Cameron Logan writes:
A central concern of this blog are the different propositions about the nature of the school that are embedded within twentieth century school design. Among such propositions none has been more vexed than the idea of the open classroom.
Openness in planning was central to the modern movement in architecture. Fluidity of movement and spatial perception were championed by Frank Lloyd Wright, Theo van Doesburg and Le Corbusier among many others. Derived from very different sources, a similar concern with greater freedom and fluidity of movement was characteristic of educational thought in the twentieth century. John Dewey championed the idea of learning by doing, Maria Montessori focused on the development of independent interest and activity on the part of the child, while A.S. Neill championed an educational model based on the autonomy and responsibility of pupils, which included discretion to play as much as they chose. Yet none of these progressive educational thinkers had much to say about the design of the school itself.
These two strands of progressive thought – the educational and the architectural – converged only in isolated experiments prior to the 1960s. But the fifteen or twenty years from the mid-1960s until the early 1980s saw a great surge of interest in how to design educational environments that reduced divisions between spaces within the school, enabled the movement of furniture and encouraged the grouping of children in ways that did not involve straight lines of desks. In South Australia in the early 1970s, for example, the idea was taken up at both primary and in more limited ways in secondary schools. New timetables and patterns of interaction between teacher and pupils and among teachers were encouraged as flexibly organised open classrooms became the paradigm for new schools. In other Australian states, such as NSW, such open models were generally only applied at the primary school level.
All over the world the idea of breaking with the traditional distribution of bodies in space, motivated school designers and leaders to experiment with new models of flexibility and planning. As historian John Zimmerman has noted, in California one new school opened per day on average between 1966 and 1969 and 20% of those schools had completely open interiors. Likewise, ‘by 1972 a single county in Colorado had erected 15 “schools without walls”.
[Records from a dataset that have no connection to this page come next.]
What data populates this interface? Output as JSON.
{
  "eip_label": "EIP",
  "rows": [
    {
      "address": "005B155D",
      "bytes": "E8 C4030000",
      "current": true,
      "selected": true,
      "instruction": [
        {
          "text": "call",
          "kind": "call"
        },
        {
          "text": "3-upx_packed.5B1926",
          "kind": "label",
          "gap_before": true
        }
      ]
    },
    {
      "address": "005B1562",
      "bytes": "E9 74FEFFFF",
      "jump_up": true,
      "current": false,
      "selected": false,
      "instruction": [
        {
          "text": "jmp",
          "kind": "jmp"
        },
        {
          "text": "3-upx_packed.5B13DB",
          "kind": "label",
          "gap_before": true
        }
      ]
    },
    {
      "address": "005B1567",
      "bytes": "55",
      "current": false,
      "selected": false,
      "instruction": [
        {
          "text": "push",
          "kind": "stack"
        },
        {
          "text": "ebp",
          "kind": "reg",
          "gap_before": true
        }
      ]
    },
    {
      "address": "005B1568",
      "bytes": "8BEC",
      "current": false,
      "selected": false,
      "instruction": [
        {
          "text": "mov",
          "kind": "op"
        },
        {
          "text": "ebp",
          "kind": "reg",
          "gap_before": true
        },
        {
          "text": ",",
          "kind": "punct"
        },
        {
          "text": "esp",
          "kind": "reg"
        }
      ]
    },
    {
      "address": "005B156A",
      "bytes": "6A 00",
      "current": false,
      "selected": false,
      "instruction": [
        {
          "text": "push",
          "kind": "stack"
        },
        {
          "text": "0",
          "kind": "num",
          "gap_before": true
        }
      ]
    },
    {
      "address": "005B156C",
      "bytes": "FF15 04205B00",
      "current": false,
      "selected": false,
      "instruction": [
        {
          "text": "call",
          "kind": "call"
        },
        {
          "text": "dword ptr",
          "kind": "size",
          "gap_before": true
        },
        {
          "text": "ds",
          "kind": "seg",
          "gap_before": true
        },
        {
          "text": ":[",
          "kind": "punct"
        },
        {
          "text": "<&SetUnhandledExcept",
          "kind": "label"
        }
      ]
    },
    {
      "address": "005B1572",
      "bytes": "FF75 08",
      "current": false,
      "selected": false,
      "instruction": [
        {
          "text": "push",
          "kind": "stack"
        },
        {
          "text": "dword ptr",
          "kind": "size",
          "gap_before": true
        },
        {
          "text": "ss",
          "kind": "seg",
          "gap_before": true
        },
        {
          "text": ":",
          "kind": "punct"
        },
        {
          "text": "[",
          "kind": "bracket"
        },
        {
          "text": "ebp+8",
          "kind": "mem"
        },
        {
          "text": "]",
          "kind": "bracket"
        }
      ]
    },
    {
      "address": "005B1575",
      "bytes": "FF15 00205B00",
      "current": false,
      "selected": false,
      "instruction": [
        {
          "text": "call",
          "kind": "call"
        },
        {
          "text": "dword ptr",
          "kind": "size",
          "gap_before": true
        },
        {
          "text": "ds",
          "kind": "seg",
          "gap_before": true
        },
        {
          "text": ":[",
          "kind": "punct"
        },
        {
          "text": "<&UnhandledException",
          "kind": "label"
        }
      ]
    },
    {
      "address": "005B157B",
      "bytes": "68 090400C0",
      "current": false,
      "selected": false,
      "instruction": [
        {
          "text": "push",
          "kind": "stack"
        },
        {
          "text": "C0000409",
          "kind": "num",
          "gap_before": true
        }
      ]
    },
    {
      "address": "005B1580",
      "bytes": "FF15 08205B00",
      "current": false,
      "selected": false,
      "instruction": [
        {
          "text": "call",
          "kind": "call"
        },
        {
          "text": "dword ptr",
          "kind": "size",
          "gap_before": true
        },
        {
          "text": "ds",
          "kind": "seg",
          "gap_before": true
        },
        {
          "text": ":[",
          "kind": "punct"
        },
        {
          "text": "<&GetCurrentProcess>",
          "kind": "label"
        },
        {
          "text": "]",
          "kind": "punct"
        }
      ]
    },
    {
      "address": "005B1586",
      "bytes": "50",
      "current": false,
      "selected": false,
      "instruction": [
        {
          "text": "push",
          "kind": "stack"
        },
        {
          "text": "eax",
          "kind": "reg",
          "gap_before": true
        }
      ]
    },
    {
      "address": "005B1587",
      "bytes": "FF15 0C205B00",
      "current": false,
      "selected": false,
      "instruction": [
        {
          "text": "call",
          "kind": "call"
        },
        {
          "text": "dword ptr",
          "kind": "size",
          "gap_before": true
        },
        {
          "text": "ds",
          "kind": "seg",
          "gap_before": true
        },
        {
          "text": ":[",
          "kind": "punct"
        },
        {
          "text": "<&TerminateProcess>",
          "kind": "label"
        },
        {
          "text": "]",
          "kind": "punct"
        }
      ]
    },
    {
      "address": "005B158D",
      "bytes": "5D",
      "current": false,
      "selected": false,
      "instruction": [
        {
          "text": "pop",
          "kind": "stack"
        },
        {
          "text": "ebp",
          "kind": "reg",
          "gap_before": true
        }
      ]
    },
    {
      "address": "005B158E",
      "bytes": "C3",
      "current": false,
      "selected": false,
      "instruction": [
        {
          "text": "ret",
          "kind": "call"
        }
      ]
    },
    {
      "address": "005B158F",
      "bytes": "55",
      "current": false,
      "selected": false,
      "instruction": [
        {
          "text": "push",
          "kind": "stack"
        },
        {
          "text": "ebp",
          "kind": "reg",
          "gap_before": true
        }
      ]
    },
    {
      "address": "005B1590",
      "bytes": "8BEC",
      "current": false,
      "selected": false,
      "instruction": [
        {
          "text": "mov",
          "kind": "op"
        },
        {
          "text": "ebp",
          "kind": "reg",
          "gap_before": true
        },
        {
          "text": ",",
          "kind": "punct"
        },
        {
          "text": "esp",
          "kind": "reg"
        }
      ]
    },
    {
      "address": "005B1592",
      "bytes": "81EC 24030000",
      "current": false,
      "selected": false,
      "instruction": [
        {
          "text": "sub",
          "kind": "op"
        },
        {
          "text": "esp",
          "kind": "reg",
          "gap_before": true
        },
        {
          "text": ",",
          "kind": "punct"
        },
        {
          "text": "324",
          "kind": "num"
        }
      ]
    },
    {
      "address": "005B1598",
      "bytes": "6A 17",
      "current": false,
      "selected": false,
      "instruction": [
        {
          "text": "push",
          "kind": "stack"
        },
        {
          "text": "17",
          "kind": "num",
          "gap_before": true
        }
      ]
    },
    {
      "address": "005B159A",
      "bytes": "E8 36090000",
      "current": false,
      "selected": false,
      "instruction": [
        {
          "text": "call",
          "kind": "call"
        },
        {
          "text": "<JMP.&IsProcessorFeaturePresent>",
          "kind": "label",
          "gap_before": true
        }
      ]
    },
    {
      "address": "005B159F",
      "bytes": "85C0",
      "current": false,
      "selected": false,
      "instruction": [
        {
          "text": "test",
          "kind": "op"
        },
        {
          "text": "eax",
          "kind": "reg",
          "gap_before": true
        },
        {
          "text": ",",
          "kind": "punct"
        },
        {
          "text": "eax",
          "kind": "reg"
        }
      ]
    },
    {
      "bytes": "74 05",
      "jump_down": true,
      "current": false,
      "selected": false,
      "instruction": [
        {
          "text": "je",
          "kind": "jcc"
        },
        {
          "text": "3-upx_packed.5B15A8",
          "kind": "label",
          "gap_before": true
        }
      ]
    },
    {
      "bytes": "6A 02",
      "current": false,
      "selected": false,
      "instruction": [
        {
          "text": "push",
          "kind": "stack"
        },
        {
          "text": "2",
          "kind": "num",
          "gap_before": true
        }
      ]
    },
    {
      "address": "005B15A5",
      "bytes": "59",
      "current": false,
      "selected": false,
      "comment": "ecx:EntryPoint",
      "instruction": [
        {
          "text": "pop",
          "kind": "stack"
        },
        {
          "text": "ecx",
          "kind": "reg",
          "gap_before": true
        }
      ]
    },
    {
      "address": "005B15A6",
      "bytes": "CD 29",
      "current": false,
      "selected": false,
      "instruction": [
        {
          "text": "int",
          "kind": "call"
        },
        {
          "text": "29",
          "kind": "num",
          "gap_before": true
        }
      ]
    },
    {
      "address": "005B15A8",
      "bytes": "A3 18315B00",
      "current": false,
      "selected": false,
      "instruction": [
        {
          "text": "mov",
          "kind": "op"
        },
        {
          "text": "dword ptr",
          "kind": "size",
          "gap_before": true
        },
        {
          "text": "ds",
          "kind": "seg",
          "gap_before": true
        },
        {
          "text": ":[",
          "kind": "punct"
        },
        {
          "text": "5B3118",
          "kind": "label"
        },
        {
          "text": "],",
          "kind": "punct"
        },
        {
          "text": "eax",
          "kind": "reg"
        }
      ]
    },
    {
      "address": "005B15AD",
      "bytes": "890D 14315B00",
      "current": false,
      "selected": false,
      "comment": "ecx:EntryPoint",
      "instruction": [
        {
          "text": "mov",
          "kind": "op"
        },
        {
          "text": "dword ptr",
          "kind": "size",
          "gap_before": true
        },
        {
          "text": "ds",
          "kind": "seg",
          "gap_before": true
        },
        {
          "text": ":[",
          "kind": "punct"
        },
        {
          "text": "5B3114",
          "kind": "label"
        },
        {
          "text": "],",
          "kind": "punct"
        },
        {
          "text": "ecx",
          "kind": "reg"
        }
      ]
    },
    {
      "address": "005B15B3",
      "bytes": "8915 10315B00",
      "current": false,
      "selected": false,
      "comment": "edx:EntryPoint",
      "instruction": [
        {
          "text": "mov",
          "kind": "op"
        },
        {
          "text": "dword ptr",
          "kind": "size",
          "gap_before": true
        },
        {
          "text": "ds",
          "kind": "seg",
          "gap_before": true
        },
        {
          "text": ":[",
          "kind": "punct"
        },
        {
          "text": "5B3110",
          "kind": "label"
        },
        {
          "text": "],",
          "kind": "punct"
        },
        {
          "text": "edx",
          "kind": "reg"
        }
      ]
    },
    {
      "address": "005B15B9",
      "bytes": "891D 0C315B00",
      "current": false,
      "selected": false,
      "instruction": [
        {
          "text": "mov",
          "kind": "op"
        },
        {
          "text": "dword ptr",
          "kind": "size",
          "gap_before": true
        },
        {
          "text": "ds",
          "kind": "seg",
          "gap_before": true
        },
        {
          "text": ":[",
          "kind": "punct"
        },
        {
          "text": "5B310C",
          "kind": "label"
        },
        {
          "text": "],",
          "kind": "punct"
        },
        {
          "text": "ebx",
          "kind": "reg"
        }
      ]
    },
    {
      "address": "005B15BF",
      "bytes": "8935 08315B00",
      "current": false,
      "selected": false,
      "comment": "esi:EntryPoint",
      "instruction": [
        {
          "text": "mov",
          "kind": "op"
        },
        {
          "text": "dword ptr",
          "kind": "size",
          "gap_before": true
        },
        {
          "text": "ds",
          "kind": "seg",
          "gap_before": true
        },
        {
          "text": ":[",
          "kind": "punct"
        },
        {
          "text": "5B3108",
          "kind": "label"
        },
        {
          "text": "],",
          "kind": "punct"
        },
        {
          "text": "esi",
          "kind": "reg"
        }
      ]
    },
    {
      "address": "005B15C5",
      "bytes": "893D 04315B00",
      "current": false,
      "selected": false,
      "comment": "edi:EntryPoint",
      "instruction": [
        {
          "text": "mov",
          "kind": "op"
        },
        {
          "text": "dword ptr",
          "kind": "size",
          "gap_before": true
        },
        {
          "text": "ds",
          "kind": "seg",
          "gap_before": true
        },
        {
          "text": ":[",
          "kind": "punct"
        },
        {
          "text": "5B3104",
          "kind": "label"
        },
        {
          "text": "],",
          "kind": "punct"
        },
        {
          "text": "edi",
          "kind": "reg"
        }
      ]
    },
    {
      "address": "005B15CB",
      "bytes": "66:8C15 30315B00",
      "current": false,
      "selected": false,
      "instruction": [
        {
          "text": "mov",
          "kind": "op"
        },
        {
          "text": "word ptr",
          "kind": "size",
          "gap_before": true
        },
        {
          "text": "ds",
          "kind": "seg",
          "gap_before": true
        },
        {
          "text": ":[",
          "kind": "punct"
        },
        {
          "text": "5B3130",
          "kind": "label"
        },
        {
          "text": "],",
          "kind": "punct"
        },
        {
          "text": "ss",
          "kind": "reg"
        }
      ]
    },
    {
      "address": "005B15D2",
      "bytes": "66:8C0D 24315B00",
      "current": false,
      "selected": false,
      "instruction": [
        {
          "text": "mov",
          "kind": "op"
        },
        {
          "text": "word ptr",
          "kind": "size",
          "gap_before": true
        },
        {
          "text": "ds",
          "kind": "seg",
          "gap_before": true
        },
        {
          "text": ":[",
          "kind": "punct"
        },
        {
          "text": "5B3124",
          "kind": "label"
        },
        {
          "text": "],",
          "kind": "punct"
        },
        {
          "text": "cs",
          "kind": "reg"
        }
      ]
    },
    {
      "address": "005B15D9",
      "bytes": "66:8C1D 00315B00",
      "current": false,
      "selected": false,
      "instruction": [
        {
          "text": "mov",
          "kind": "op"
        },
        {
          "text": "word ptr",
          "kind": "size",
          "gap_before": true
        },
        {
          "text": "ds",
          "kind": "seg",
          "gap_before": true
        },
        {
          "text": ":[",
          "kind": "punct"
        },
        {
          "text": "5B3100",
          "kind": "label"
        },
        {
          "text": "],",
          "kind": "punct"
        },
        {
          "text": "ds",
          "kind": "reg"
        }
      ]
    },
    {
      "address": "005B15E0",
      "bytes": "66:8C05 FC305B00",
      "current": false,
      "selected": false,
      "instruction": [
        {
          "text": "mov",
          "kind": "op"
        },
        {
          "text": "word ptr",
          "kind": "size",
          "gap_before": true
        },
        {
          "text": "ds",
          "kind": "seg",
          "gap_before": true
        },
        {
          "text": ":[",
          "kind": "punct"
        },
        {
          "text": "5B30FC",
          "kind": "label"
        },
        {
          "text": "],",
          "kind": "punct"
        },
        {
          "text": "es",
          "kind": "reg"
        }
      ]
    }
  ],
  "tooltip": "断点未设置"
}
But during the 1980s and 1990s a “back to basics” trends in education and a wider reaction against the social trends of the 1960s and 1970s saw support for open classrooms in the US in particular evaporate. While in countries such as Australia and NZ, where the conservative reaction was not as pronounced in the 198os, the energetic support for open approaches to classroom design and use seems to have drained away more slowly.
Larry Cuban’s very readable account of the popularity of the open classroom idea in the US in the 1970s and the subsequent backlash against the ideas, highlights the fact that the debate about openness versus spatial division within the school is a proxy for a wider philosophical and political battle. In crude terms that battle is between a somewhat romantic, Rousseauian vision of childhood, a vision which has tended to support inquiry or child-centred learning, and a more classical model of the child, favoured for the most part by conservatives. This more conservative vision sees the child as the object of disciplined training in traditional branches of knowledge, with a corollary teacher and text-focused pedagogy.